Peter Vieth//October 12, 2020
Peter Vieth//October 12, 2020//
A Richmond business law firm and two lawyer members are defending claims in federal court in Florida arising from an investment venture that went sour for two participants.
A U.S. District Judge sitting in Tampa on Sept. 7 dismissed a fraud claim leaving a legal malpractice claim to go forward against Kaplan Voekler Cunningham & Frank PLC along with attorneys Robert R. Kaplan and Robert R. Kaplan Jr.
The firm and the father-and-son lawyers have denied wrongdoing and denied even having an attorney-client relationship with the plaintiffs.
It’s the second lawsuit against the Kaplans and others filed by disgruntled investors who were voted out of executive positions in a real estate investment trust, or REIT, last year. The judge abstained on a request to dissolve the REIT in the first action and also dismissed three other sets of claims from the plaintiffs.
The plaintiffs are a New York anesthesiologist and the LLC he owns with his wife and a Florida real estate investor and his firm. The dispute over investment plans led to lawsuits – not just in Florida – but also in Delaware and in Richmond Circuit Court.
U.S. Magistrate Judge Anthony E. Porcelli summarized the plaintiffs’ allegations in a report and recommendation filed Aug. 5. A group of real estate investors planned various investment projects with the Kaplans providing legal services.
The plaintiffs acknowledged there was no written agreement defining the attorney-client relationship. They alleged that the younger Kaplan engaged in an unwritten fee arrangement for an early project under which Kaplan Jr. and his firm would receive a higher fee over their own fixed rate for every successful transaction completed.

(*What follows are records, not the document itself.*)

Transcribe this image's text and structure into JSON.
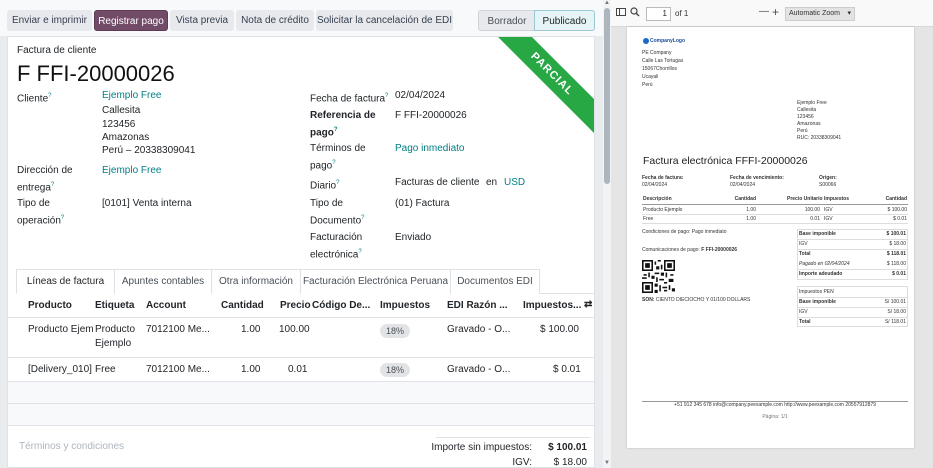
{
  "toolbar": {
    "send_print": "Enviar e imprimir",
    "register_payment": "Registrar pago",
    "preview": "Vista previa",
    "credit_note": "Nota de crédito",
    "edi_cancel": "Solicitar la cancelación de EDI",
    "status_draft": "Borrador",
    "status_posted": "Publicado"
  },
  "form": {
    "ribbon": "PARCIAL",
    "doc_type": "Factura de cliente",
    "number": "F FFI-20000026",
    "customer_label": "Cliente",
    "customer_name": "Ejemplo Free",
    "customer_address": [
      "Callesita",
      "123456",
      "Amazonas",
      "Perú – 20338309041"
    ],
    "delivery_label_1": "Dirección de",
    "delivery_label_2": "entrega",
    "delivery_value": "Ejemplo Free",
    "operation_label_1": "Tipo de",
    "operation_label_2": "operación",
    "operation_value": "[0101] Venta interna",
    "invoice_date_label": "Fecha de factura",
    "invoice_date": "02/04/2024",
    "reference_label_1": "Referencia de",
    "reference_label_2": "pago",
    "reference_value": "F FFI-20000026",
    "terms_label_1": "Términos de",
    "terms_label_2": "pago",
    "terms_value": "Pago inmediato",
    "journal_label": "Diario",
    "journal_value": "Facturas de cliente",
    "journal_in": "en",
    "currency": "USD",
    "doctype_label_1": "Tipo de",
    "doctype_label_2": "Documento",
    "doctype_value": "(01) Factura",
    "einvoice_label_1": "Facturación",
    "einvoice_label_2": "electrónica",
    "einvoice_value": "Enviado",
    "help_mark": "?"
  },
  "tabs": [
    "Líneas de factura",
    "Apuntes contables",
    "Otra información",
    "Facturación Electrónica Peruana",
    "Documentos EDI"
  ],
  "table": {
    "headers": [
      "Producto",
      "Etiqueta",
      "Account",
      "Cantidad",
      "Precio",
      "Código De...",
      "Impuestos",
      "EDI Razón ...",
      "Impuestos..."
    ],
    "rows": [
      {
        "product": "Producto Ejemp",
        "label_1": "Producto",
        "label_2": "Ejemplo",
        "account": "7012100 Me...",
        "qty": "1.00",
        "price": "100.00",
        "tax": "18%",
        "edi": "Gravado - O...",
        "subtotal": "$ 100.00"
      },
      {
        "product": "[Delivery_010] E",
        "label_1": "Free",
        "label_2": "",
        "account": "7012100 Me...",
        "qty": "1.00",
        "price": "0.01",
        "tax": "18%",
        "edi": "Gravado - O...",
        "subtotal": "$ 0.01"
      }
    ]
  },
  "footer": {
    "terms_placeholder": "Términos y condiciones",
    "untaxed_label": "Importe sin impuestos:",
    "untaxed_value": "$ 100.01",
    "igv_label": "IGV:",
    "igv_value": "$ 18.00"
  },
  "viewer": {
    "page_current": "1",
    "page_of": "of 1",
    "zoom_minus": "—",
    "zoom_plus": "+",
    "zoom": "Automatic Zoom"
  },
  "pdf": {
    "logo": "CompanyLogo",
    "company": [
      "PE Company",
      "Calle Las Tortugas",
      "15067Chorrillos",
      "Ucayali",
      "Perú"
    ],
    "client": [
      "Ejemplo Free",
      "Callesita",
      "123456",
      "Amazonas",
      "Perú",
      "RUC: 20338309041"
    ],
    "title": "Factura electrónica FFFI-20000026",
    "invoice_date_label": "Fecha de factura:",
    "invoice_date": "02/04/2024",
    "due_label": "Fecha de vencimiento:",
    "due_date": "02/04/2024",
    "origin_label": "Origen:",
    "origin": "S00066",
    "headers": [
      "Descripción",
      "Cantidad",
      "Precio Unitario",
      "Impuestos",
      "Cantidad"
    ],
    "lines": [
      {
        "desc": "Producto Ejemplo",
        "qty": "1.00",
        "unit": "100.00",
        "tax": "IGV",
        "amount": "$ 100.00"
      },
      {
        "desc": "Free",
        "qty": "1.00",
        "unit": "0.01",
        "tax": "IGV",
        "amount": "$ 0.01"
      }
    ],
    "payment_terms": "Condiciones de pago: Pago inmediato",
    "communication": "Comunicaciones de pago:",
    "communication_ref": "F FFI-20000026",
    "totals": [
      {
        "label": "Base imponible",
        "value": "$ 100.01",
        "bold": true
      },
      {
        "label": "IGV",
        "value": "$ 18.00",
        "bold": false
      },
      {
        "label": "Total",
        "value": "$ 118.01",
        "bold": true
      },
      {
        "label": "Pagado en 02/04/2024",
        "value": "$ 118.00",
        "bold": false,
        "italic": true
      },
      {
        "label": "Importe adeudado",
        "value": "$ 0.01",
        "bold": true
      }
    ],
    "pen_title": "Impuestos PEN",
    "pen": [
      {
        "label": "Base imponible",
        "value": "S/ 100.01",
        "bold": true
      },
      {
        "label": "IGV",
        "value": "S/ 18.00",
        "bold": false
      },
      {
        "label": "Total",
        "value": "S/ 118.01",
        "bold": true
      }
    ],
    "son_label": "SON:",
    "son": "CIENTO DIECIOCHO Y 01/100 DOLLARS",
    "footer": "+51 912 345 678 info@company.peexample.com http://www.peexample.com 20557912879",
    "page": "Página: 1/1"
  },
  "colors": {
    "primary": "#714b67",
    "link": "#017e84",
    "ribbon": "#28a745"
  }
}
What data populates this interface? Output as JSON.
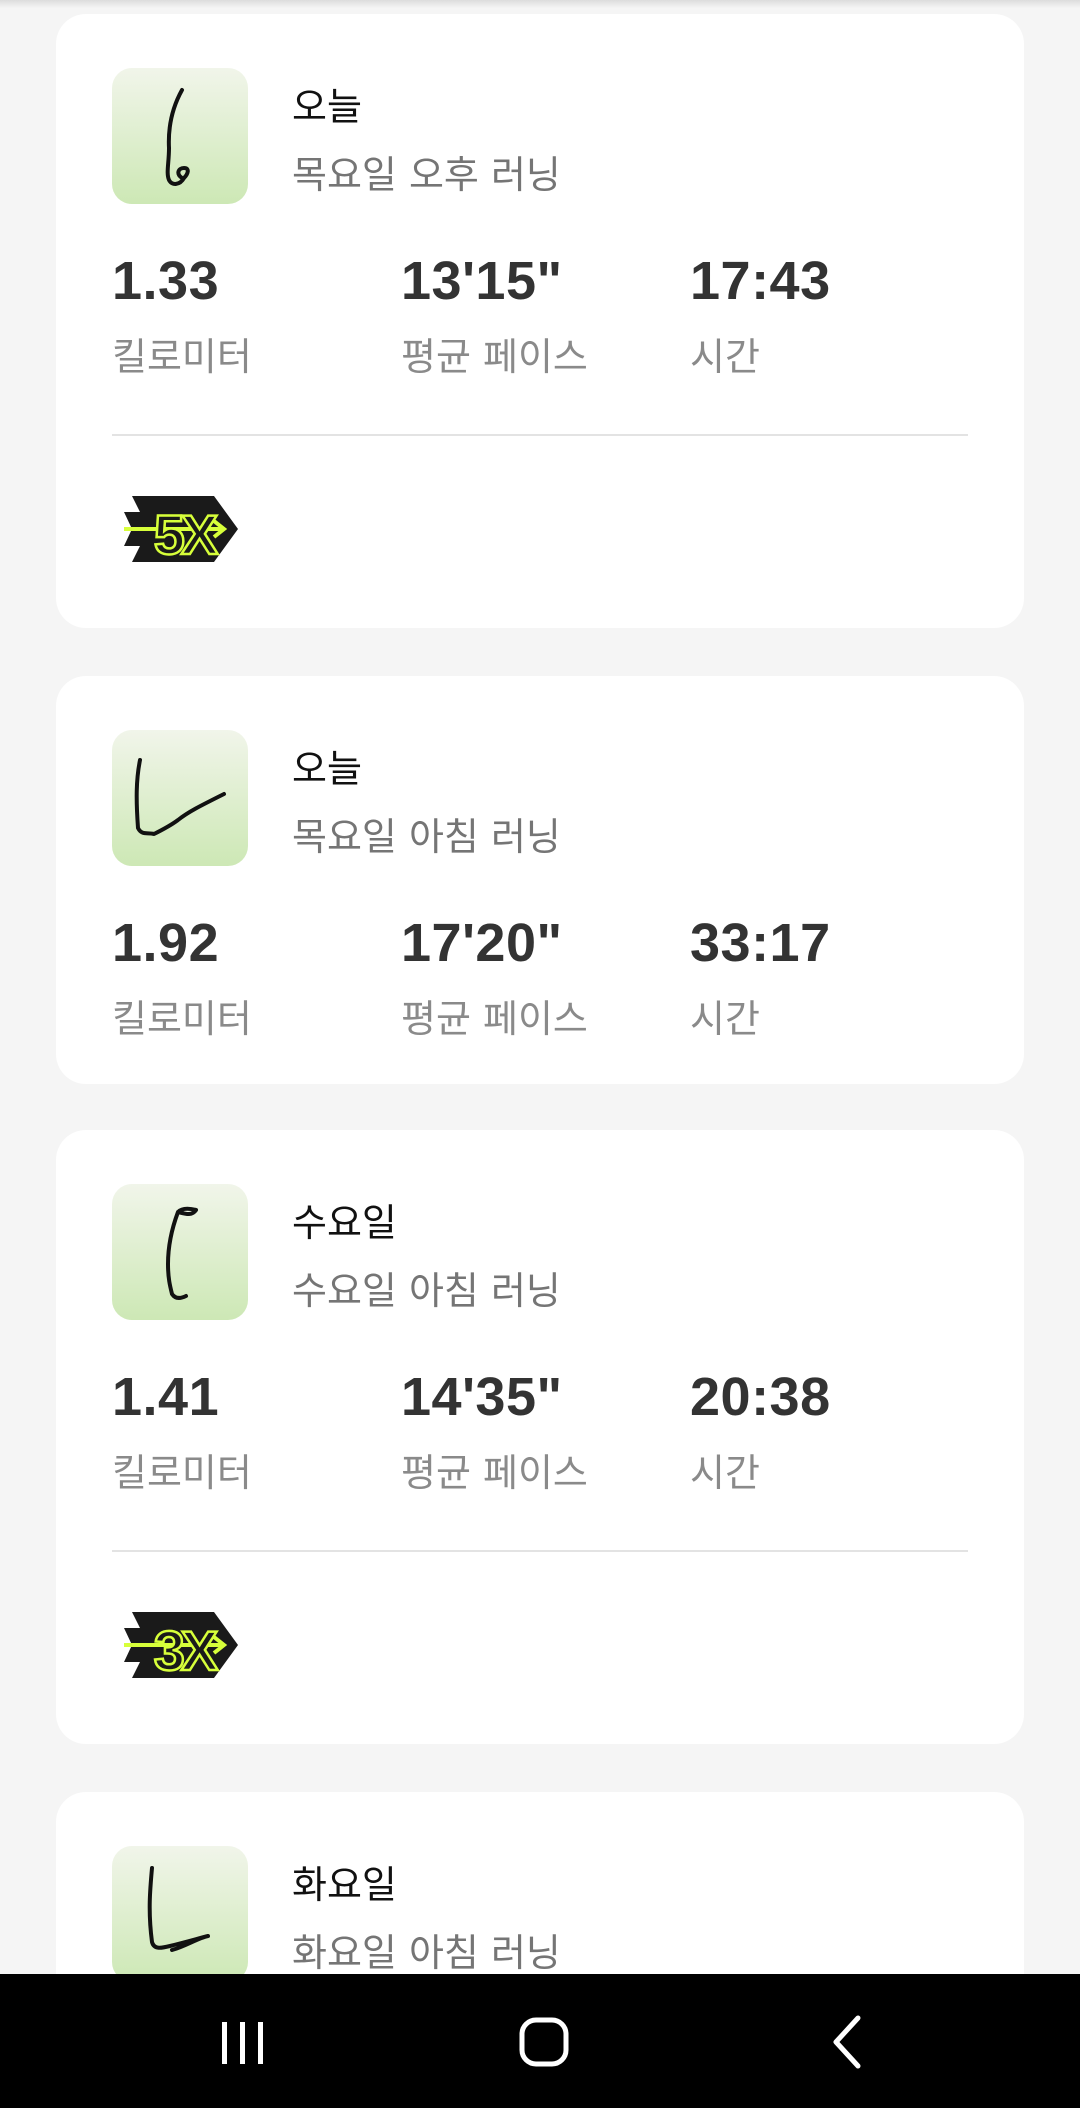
{
  "activities": [
    {
      "day": "오늘",
      "title": "목요일 오후 러닝",
      "distance": "1.33",
      "distance_label": "킬로미터",
      "pace": "13'15\"",
      "pace_label": "평균 페이스",
      "time": "17:43",
      "time_label": "시간",
      "badge": "5X"
    },
    {
      "day": "오늘",
      "title": "목요일 아침 러닝",
      "distance": "1.92",
      "distance_label": "킬로미터",
      "pace": "17'20\"",
      "pace_label": "평균 페이스",
      "time": "33:17",
      "time_label": "시간"
    },
    {
      "day": "수요일",
      "title": "수요일 아침 러닝",
      "distance": "1.41",
      "distance_label": "킬로미터",
      "pace": "14'35\"",
      "pace_label": "평균 페이스",
      "time": "20:38",
      "time_label": "시간",
      "badge": "3X"
    },
    {
      "day": "화요일",
      "title": "화요일 아침 러닝"
    }
  ],
  "colors": {
    "background": "#f5f5f5",
    "card": "#ffffff",
    "badge_fill": "#1a1a1a",
    "badge_accent": "#d7ff3a",
    "map_gradient_top": "#f1f5ea",
    "map_gradient_bottom": "#cde8b5"
  },
  "icons": {
    "route_map": "route-map-icon",
    "badge": "streak-badge-icon",
    "nav_recents": "recents-icon",
    "nav_home": "home-icon",
    "nav_back": "back-icon"
  }
}
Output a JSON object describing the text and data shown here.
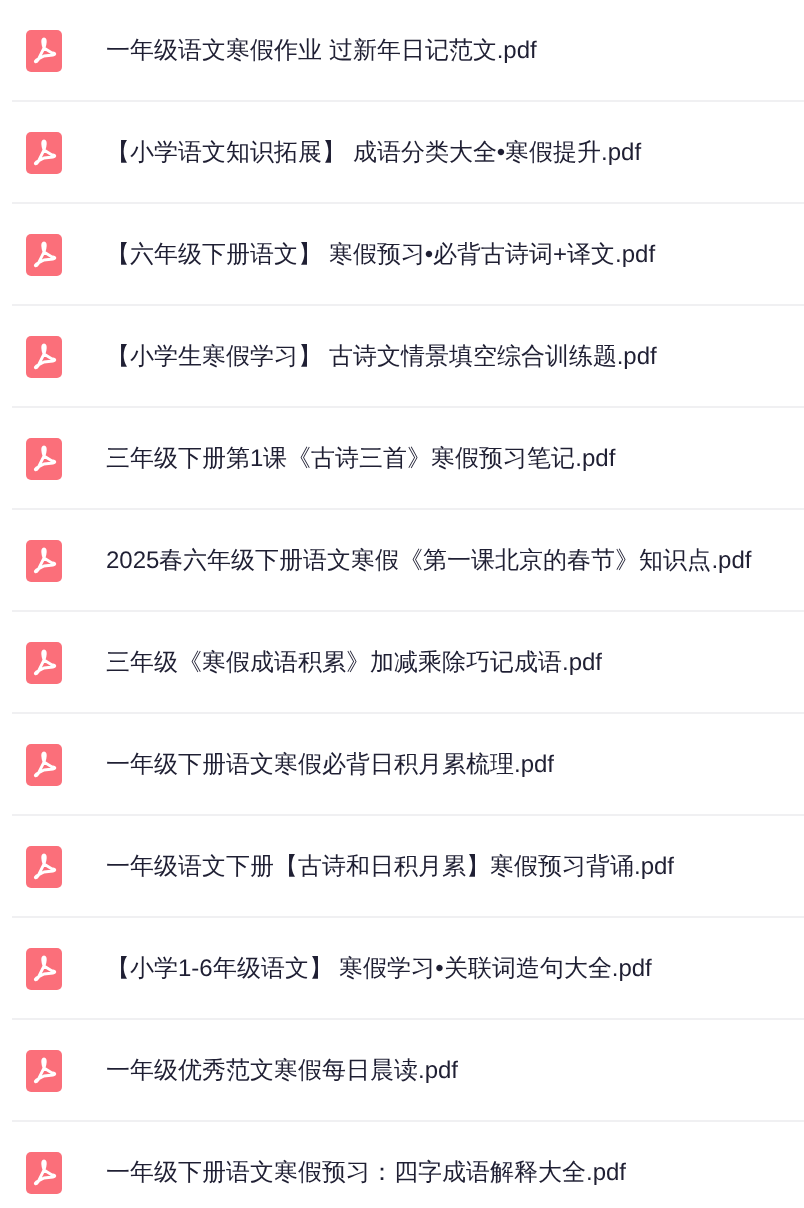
{
  "files": [
    {
      "name": "一年级语文寒假作业 过新年日记范文.pdf"
    },
    {
      "name": "【小学语文知识拓展】 成语分类大全•寒假提升.pdf"
    },
    {
      "name": "【六年级下册语文】 寒假预习•必背古诗词+译文.pdf"
    },
    {
      "name": "【小学生寒假学习】 古诗文情景填空综合训练题.pdf"
    },
    {
      "name": "三年级下册第1课《古诗三首》寒假预习笔记.pdf"
    },
    {
      "name": "2025春六年级下册语文寒假《第一课北京的春节》知识点.pdf"
    },
    {
      "name": "三年级《寒假成语积累》加减乘除巧记成语.pdf"
    },
    {
      "name": "一年级下册语文寒假必背日积月累梳理.pdf"
    },
    {
      "name": "一年级语文下册【古诗和日积月累】寒假预习背诵.pdf"
    },
    {
      "name": "【小学1-6年级语文】 寒假学习•关联词造句大全.pdf"
    },
    {
      "name": "一年级优秀范文寒假每日晨读.pdf"
    },
    {
      "name": "一年级下册语文寒假预习：四字成语解释大全.pdf"
    }
  ]
}
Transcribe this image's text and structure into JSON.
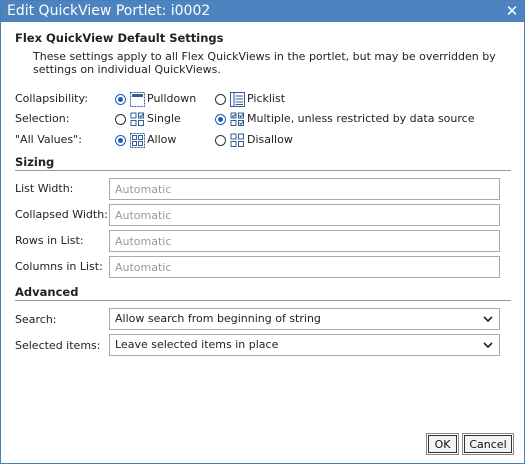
{
  "dialog": {
    "title": "Edit QuickView Portlet: i0002",
    "close_glyph": "✕"
  },
  "defaults": {
    "heading": "Flex QuickView Default Settings",
    "note": "These settings apply to all Flex QuickViews in the portlet, but may be overridden by settings on individual QuickViews."
  },
  "collapsibility": {
    "label": "Collapsibility:",
    "options": [
      {
        "label": "Pulldown",
        "icon": "pulldown-icon",
        "checked": true
      },
      {
        "label": "Picklist",
        "icon": "picklist-icon",
        "checked": false
      }
    ]
  },
  "selection": {
    "label": "Selection:",
    "options": [
      {
        "label": "Single",
        "icon": "single-select-icon",
        "checked": false
      },
      {
        "label": "Multiple, unless restricted by data source",
        "icon": "multi-select-icon",
        "checked": true
      }
    ]
  },
  "all_values": {
    "label": "\"All Values\":",
    "options": [
      {
        "label": "Allow",
        "icon": "allow-all-icon",
        "checked": true
      },
      {
        "label": "Disallow",
        "icon": "disallow-all-icon",
        "checked": false
      }
    ]
  },
  "sizing": {
    "heading": "Sizing",
    "fields": [
      {
        "label": "List Width:",
        "placeholder": "Automatic",
        "value": ""
      },
      {
        "label": "Collapsed Width:",
        "placeholder": "Automatic",
        "value": ""
      },
      {
        "label": "Rows in List:",
        "placeholder": "Automatic",
        "value": ""
      },
      {
        "label": "Columns in List:",
        "placeholder": "Automatic",
        "value": ""
      }
    ]
  },
  "advanced": {
    "heading": "Advanced",
    "search": {
      "label": "Search:",
      "value": "Allow search from beginning of string"
    },
    "selected_items": {
      "label": "Selected items:",
      "value": "Leave selected items in place"
    }
  },
  "buttons": {
    "ok": "OK",
    "cancel": "Cancel"
  },
  "colors": {
    "titlebar": "#4d84bf",
    "radio_accent": "#1a5fb4",
    "icon_blue": "#2f5f96"
  }
}
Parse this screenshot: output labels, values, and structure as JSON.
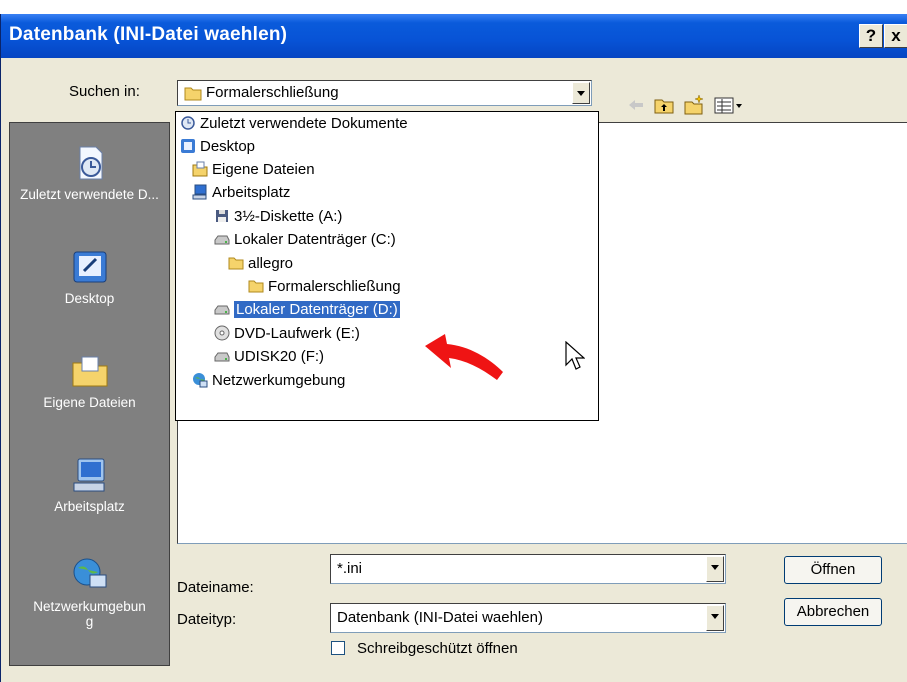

Later, with a different entity, Kaplan Jr. allegedly proposed to provide all the required legal representation in exchange for a 50% profits interest in each property acquired. Kaplan – in an answer – admitted only that the proposal was made by one of the investors.
Ultimately, the investors involved in a REIT faced two competing plans for future ventures which came up for a vote on March 13, 2019. The plaintiffs were voted out of their positions with the investment group.
No separate fraud alleged
In the plaintiff’s first action, Jung abstained on one claim and dismissed two others on Aug. 21, 2019.
In the second action, the plaintiffs alleged 10 claims in their original complaint. Jung dismissed all of them. He then dismissed fraud claims in the plaintiffs’ first amended complaint, with leave to refile. The second amended complaint that followed included just one fraud count and one legal malpractice count.
The defendants – the Kaplans and their firm – filed a third 12(b)(6) motion challenging the fraud claim. Jung had ruled earlier that Virginia law applied.
The Kaplans argued the allegations were insufficient to establish an independent, common law duty separate from the alleged contractual duty owed by lawyer to client. The magistrate judge agreed.
“Here, the Second Amended Complaint fails to allege a factual scenario in which the alleged fraud occurred outside of the attorney-client relationship,” Porcelli wrote.
He said the unwritten understanding alleged by the plaintiffs essentially covered all aspects of the relationship, in which the plaintiffs “looked to the Defendants for guidance as securities lawyers and counselors.”
That ongoing association undermined any suggestion of fraud arising outside of the attorney-client relationship, the judge reasoned.
“The essence of Plaintiffs’ allegation is that the Kaplans used the attorney-client relationship to perpetuate a fraud. However, such conduct is governed by the attorney-client contractual agreement, and, … if the contract governs certain conduct, then failure to perform under the contract, even if intentional, will only result in a breach of contract,” Porcelli wrote.
Jung accepted Porcelli’s recommendation and granted the motion to dismiss the fraud claim in a Sept. 7 order.
Only a legal malpractice claim remains in the Florida federal action.
The Kaplans and their firm are represented by Vernon E. Inge of Richmond as well as Florida counsel. The plaintiffs are represented by John A. Anthony of Tampa and others with his firm. Inge declined comment on the record. Anthony was not available for comment.